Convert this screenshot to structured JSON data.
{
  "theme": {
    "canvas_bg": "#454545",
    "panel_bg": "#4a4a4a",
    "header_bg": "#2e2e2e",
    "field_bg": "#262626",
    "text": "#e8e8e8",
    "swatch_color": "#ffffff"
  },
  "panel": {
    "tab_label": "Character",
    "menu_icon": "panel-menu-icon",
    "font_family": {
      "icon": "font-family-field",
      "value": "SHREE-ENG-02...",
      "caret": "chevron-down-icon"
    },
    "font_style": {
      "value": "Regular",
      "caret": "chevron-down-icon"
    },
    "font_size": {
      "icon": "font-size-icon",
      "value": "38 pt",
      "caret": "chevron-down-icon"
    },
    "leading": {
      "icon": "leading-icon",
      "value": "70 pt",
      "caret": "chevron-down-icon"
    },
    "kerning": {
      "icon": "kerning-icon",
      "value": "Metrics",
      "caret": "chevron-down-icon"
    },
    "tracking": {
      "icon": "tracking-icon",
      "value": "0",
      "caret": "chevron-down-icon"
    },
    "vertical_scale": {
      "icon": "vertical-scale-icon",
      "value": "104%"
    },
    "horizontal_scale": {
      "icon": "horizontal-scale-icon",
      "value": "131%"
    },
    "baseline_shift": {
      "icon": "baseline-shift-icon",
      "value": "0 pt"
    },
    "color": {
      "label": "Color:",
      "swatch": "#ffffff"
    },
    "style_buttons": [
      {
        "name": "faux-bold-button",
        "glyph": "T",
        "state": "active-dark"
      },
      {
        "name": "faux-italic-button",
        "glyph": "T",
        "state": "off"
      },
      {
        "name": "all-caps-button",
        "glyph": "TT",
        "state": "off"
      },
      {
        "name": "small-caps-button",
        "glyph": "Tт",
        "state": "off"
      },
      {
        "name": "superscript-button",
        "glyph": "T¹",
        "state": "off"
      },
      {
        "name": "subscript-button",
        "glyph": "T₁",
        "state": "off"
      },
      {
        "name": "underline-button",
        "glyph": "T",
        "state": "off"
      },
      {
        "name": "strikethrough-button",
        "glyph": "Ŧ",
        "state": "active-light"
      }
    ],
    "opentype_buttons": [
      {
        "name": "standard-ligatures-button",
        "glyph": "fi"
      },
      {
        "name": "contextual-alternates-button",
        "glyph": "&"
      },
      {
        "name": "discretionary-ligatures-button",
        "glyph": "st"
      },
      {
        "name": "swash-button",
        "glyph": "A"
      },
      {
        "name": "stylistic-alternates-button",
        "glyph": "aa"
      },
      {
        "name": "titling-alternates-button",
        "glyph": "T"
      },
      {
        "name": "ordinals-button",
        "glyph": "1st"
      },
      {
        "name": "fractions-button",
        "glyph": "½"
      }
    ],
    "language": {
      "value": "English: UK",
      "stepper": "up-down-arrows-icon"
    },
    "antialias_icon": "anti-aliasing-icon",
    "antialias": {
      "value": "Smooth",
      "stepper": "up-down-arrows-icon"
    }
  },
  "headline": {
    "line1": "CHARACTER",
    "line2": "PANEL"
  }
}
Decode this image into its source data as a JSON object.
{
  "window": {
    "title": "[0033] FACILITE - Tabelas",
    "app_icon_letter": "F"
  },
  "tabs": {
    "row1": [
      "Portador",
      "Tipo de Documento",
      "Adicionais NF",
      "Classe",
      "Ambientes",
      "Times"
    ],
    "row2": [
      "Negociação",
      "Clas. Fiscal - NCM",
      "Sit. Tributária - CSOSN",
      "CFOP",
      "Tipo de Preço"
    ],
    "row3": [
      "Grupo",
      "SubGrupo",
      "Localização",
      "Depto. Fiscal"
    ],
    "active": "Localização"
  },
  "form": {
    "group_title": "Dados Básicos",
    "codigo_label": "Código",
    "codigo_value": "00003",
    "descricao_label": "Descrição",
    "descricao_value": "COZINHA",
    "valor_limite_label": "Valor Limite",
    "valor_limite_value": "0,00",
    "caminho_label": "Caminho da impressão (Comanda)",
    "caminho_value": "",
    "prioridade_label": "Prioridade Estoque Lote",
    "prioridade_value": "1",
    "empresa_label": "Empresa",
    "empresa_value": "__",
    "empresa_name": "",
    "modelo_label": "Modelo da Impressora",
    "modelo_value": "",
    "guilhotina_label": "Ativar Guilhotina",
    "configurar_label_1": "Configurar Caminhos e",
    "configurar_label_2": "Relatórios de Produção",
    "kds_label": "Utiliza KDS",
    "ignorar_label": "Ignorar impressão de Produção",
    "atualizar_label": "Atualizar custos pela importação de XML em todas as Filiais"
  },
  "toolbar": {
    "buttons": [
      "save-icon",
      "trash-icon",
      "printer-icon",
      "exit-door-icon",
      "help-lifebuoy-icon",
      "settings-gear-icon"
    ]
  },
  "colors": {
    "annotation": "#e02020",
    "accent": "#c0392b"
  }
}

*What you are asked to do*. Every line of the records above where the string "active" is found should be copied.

*Answer to this task*.
        "state": "active-dark"
        "state": "active-light"
    "active": "Localização"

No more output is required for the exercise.